Some people cry more easily than others, and that’s normal. … If you can’t cry at all, you might have a hard time working through your own emotions, and you could also find it tough to connect with others. In the end, crying is normal, so don’t worry about trying to hold those tears back — they’re completely natural.
Why do I cry so much over little things?
You may have symptoms such as anxiety, worry, restlessness, and tension. Anxiety and depression often occur together, even though they are two separate problems. Crying. Crying spells, crying over nothing at all, or crying about small things that normally wouldn’t bother you may be signs of depression.
Is being emotional a weakness?
Showing emotion is a sign of weakness. … In fact, being aware of your emotions and making a conscious decision to share those emotions with others – when it’s socially appropriate to do so- can be a sign of strength.
Is being emotional and sensitive the same thing?
Being sensitive is having or displaying a quick and delicate appreciation of others’ feelings. Being emotional is relating to a person’s emotions. … On the other hand, person who is emotional and sensitive too, Will react on understanding other’s emotions too.
How do I toughen up emotionally?
Other than that, I learned that hard work has to be done if you want to get things done, and the best way to toughen up yourself is to jump in and get busy….Toughening Up in Four Steps:Step 1: Take a deep breath. … Step 2: Absorb it. … Step 3: Reflect. … Step 4: Repeat.
How can I control my emotions?
Here are some pointers to get you started.Take a look at the impact of your emotions. Intense emotions aren’t all bad. … Aim for regulation, not repression. … Identify what you’re feeling. … Accept your emotions — all of them. … Keep a mood journal. … Take a deep breath. … Know when to express yourself. … Give yourself some space.More items…•
Why do I take everything so personally?
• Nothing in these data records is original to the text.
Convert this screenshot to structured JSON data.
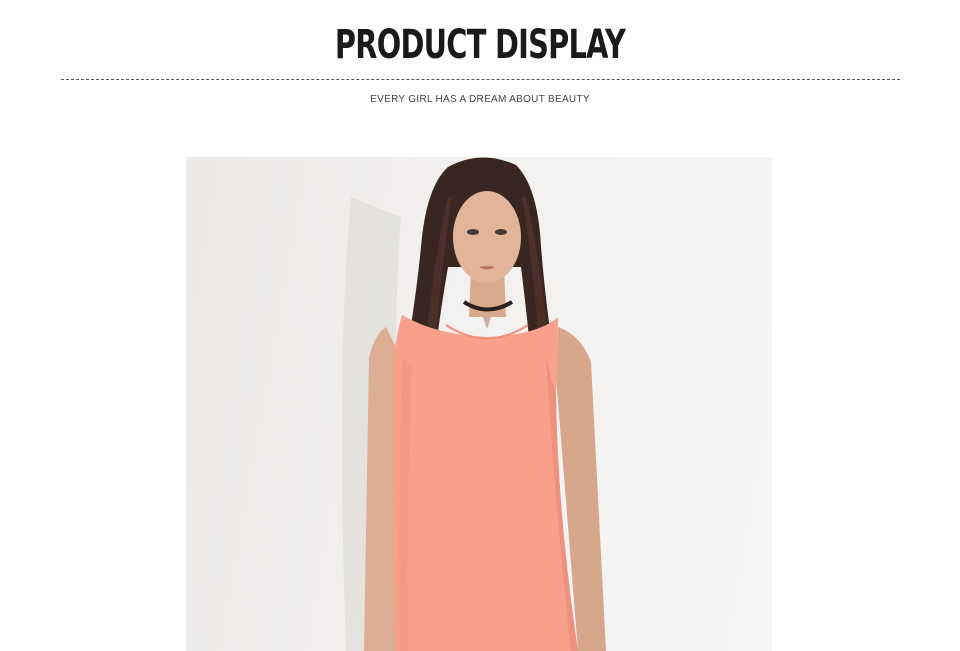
{
  "header": {
    "title": "PRODUCT DISPLAY",
    "subtitle": "EVERY GIRL HAS A DREAM ABOUT BEAUTY"
  },
  "product_image": {
    "subject": "model wearing coral sleeveless dress with black choker",
    "dress_color": "#f9a08c",
    "background_color": "#f1efee"
  }
}
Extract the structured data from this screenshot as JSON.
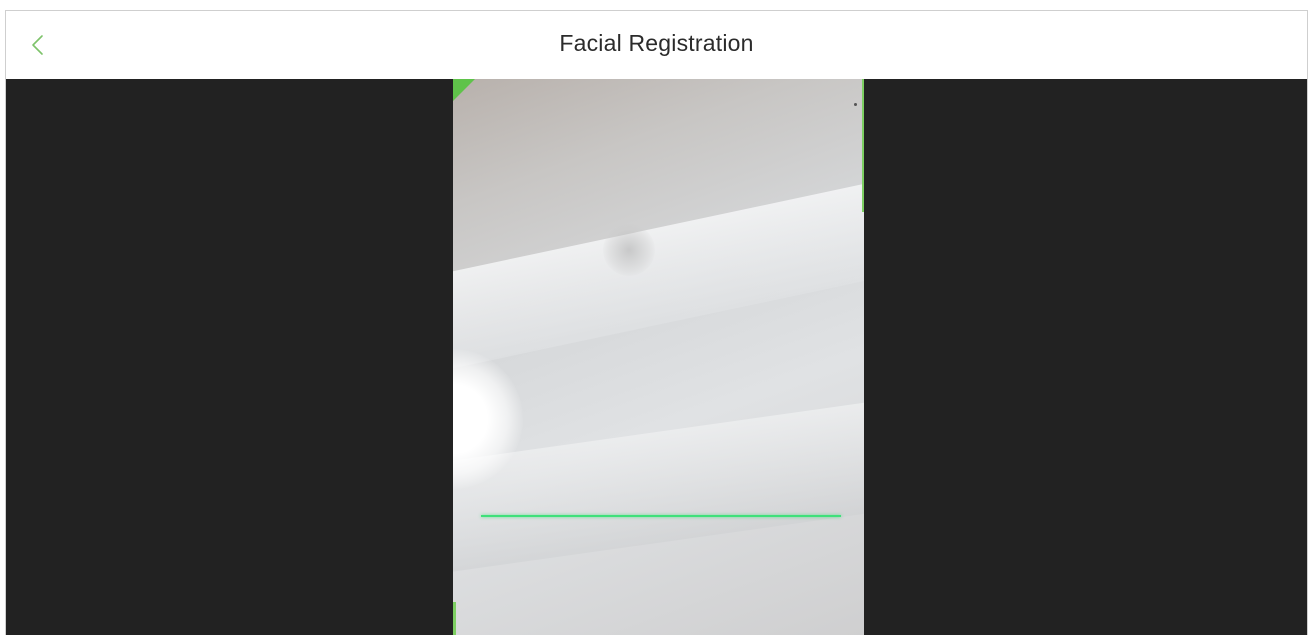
{
  "header": {
    "title": "Facial Registration",
    "back_icon": "chevron-left-icon"
  },
  "colors": {
    "accent": "#5fc34a",
    "scan_line": "#3fe07a",
    "camera_background": "#222222",
    "header_background": "#ffffff"
  }
}
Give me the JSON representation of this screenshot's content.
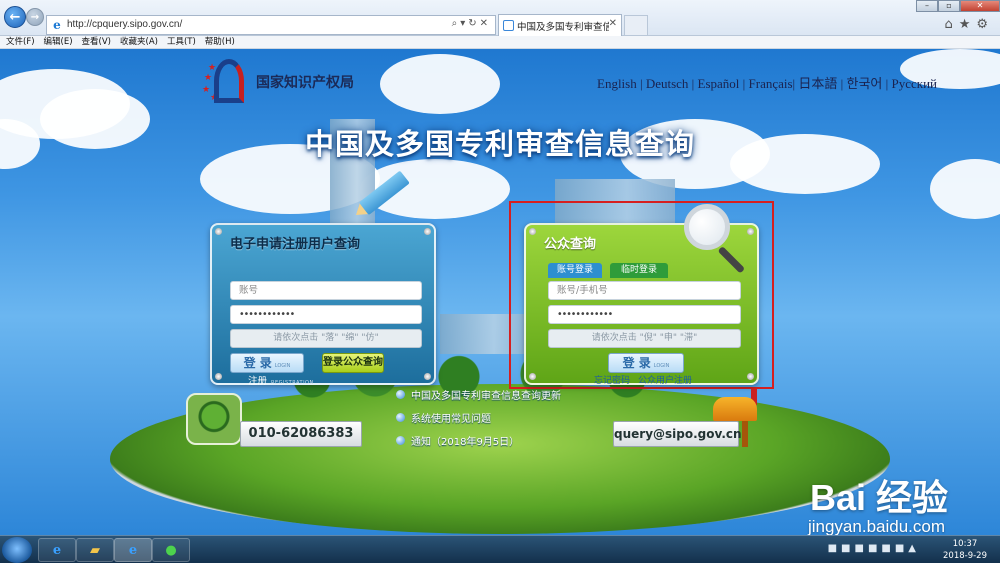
{
  "browser": {
    "url": "http://cpquery.sipo.gov.cn/",
    "tab_title": "中国及多国专利审查信息查...",
    "menu": [
      "文件(F)",
      "编辑(E)",
      "查看(V)",
      "收藏夹(A)",
      "工具(T)",
      "帮助(H)"
    ]
  },
  "header": {
    "org_name": "国家知识产权局",
    "languages": "English | Deutsch | Español | Français| 日本語 | 한국어 | Русский",
    "title": "中国及多国专利审查信息查询"
  },
  "left_panel": {
    "title": "电子申请注册用户查询",
    "account_placeholder": "账号",
    "password_mask": "••••••••••••",
    "captcha_hint": "请依次点击 \"落\" \"绵\" \"仿\"",
    "login_label": "登 录",
    "login_sub": "LOGIN",
    "public_query_label": "登录公众查询",
    "register_label": "注册",
    "register_sub": "REGISTRATION"
  },
  "right_panel": {
    "title": "公众查询",
    "tab_account": "账号登录",
    "tab_temp": "临时登录",
    "account_placeholder": "账号/手机号",
    "password_mask": "••••••••••••",
    "captcha_hint": "请依次点击 \"倪\" \"申\" \"滞\"",
    "login_label": "登 录",
    "login_sub": "LOGIN",
    "forgot_label": "忘记密码",
    "register_label": "公众用户注册"
  },
  "news": [
    "中国及多国专利审查信息查询更新",
    "系统使用常见问题",
    "通知（2018年9月5日）"
  ],
  "contact": {
    "phone": "010-62086383",
    "email": "query@sipo.gov.cn"
  },
  "watermark": {
    "brand": "Bai 经验",
    "url": "jingyan.baidu.com"
  },
  "taskbar": {
    "time": "10:37",
    "date": "2018-9-29"
  },
  "colors": {
    "highlight_frame": "#d61f1f",
    "left_panel": "#2a84b8",
    "right_panel": "#7cbf24"
  }
}
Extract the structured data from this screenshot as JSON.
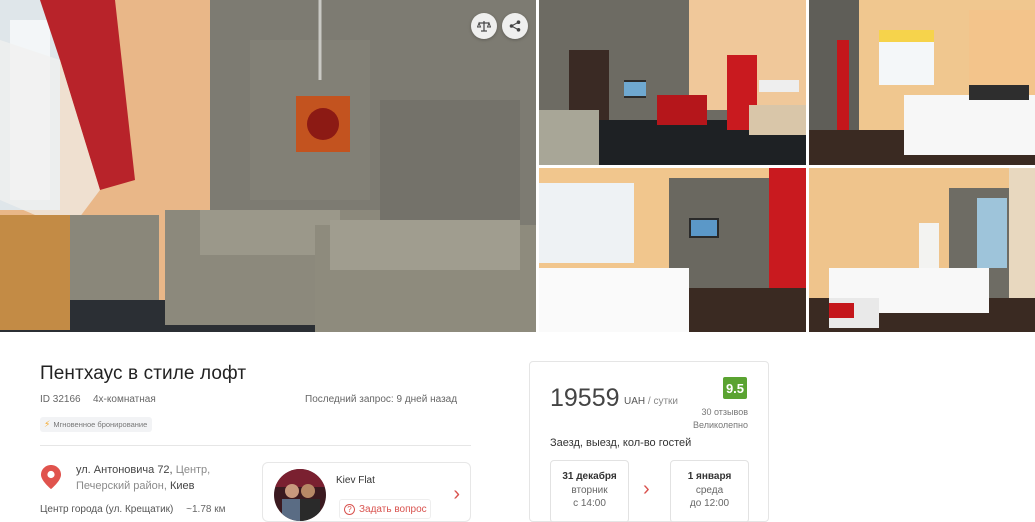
{
  "gallery": {
    "photos": [
      "living-room",
      "kitchen",
      "bedroom",
      "bedroom",
      "bedroom"
    ],
    "compare_icon": "scales-icon",
    "share_icon": "share-icon"
  },
  "listing": {
    "title": "Пентхаус в стиле лофт",
    "id": "ID 32166",
    "rooms": "4х-комнатная",
    "last_request": "Последний запрос: 9 дней назад",
    "instant_badge": "Мгновенное бронирование",
    "address_street": "ул. Антоновича 72,",
    "address_area1": "Центр,",
    "address_area2": "Печерский район,",
    "address_city": "Киев",
    "center_label": "Центр города (ул. Крещатик)",
    "center_distance": "~1.78 км"
  },
  "host": {
    "name": "Kiev Flat",
    "ask_label": "Задать вопрос"
  },
  "booking": {
    "price": "19559",
    "currency": "UAH",
    "per": "/ сутки",
    "score": "9.5",
    "reviews": "30 отзывов",
    "rating_word": "Великолепно",
    "checkin_label": "Заезд, выезд, кол-во гостей",
    "checkin_date": "31 декабря",
    "checkin_day": "вторник",
    "checkin_time": "с 14:00",
    "checkout_date": "1 января",
    "checkout_day": "среда",
    "checkout_time": "до 12:00"
  },
  "colors": {
    "accent": "#d9534f",
    "score_bg": "#5aa331",
    "badge_bolt": "#f5a623"
  }
}
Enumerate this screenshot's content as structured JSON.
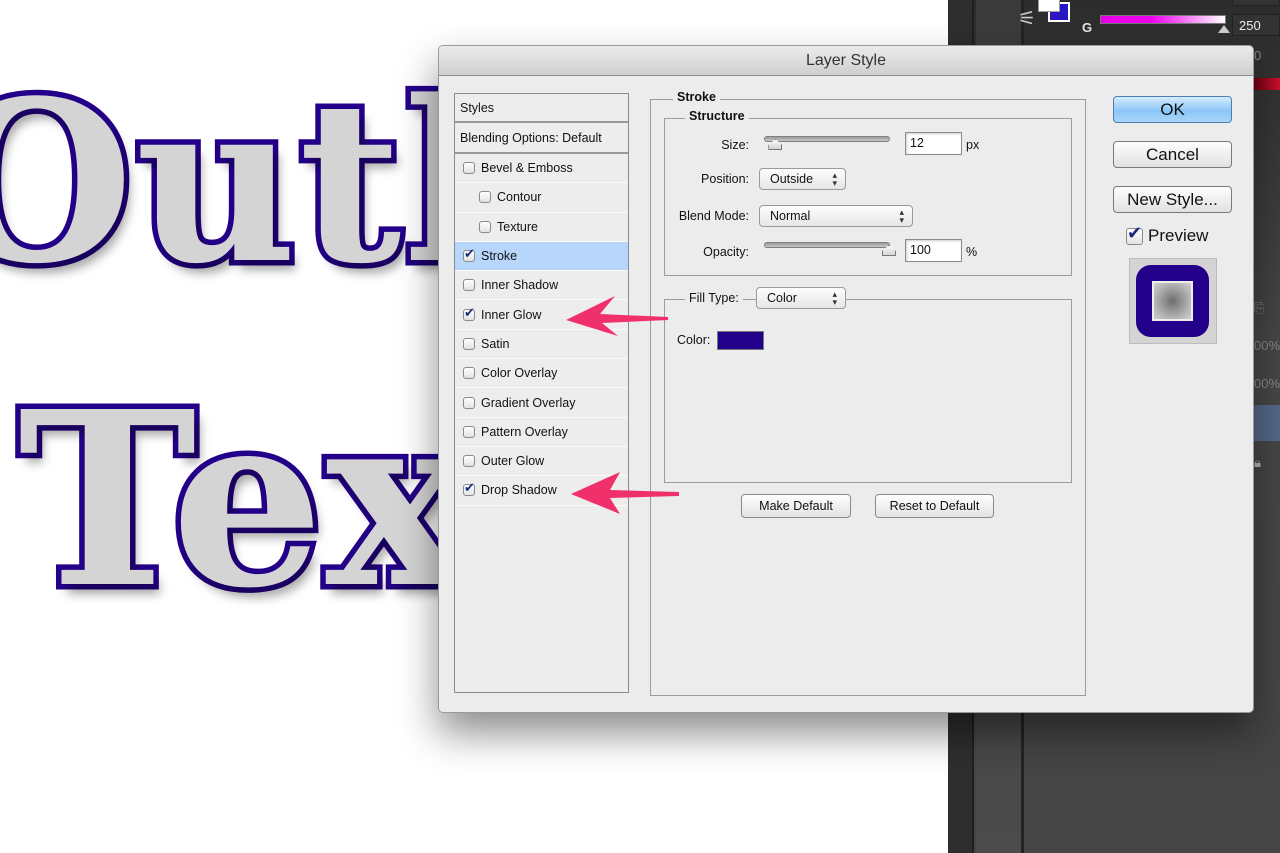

If you tend to take things personally when they are not personal, it is because something has hit a nerve. You are projecting your own doubts and insecurities on other people. You expect people to dislike what you don’t like about yourself. You expect them to doubt your ability to do things that intimidate you.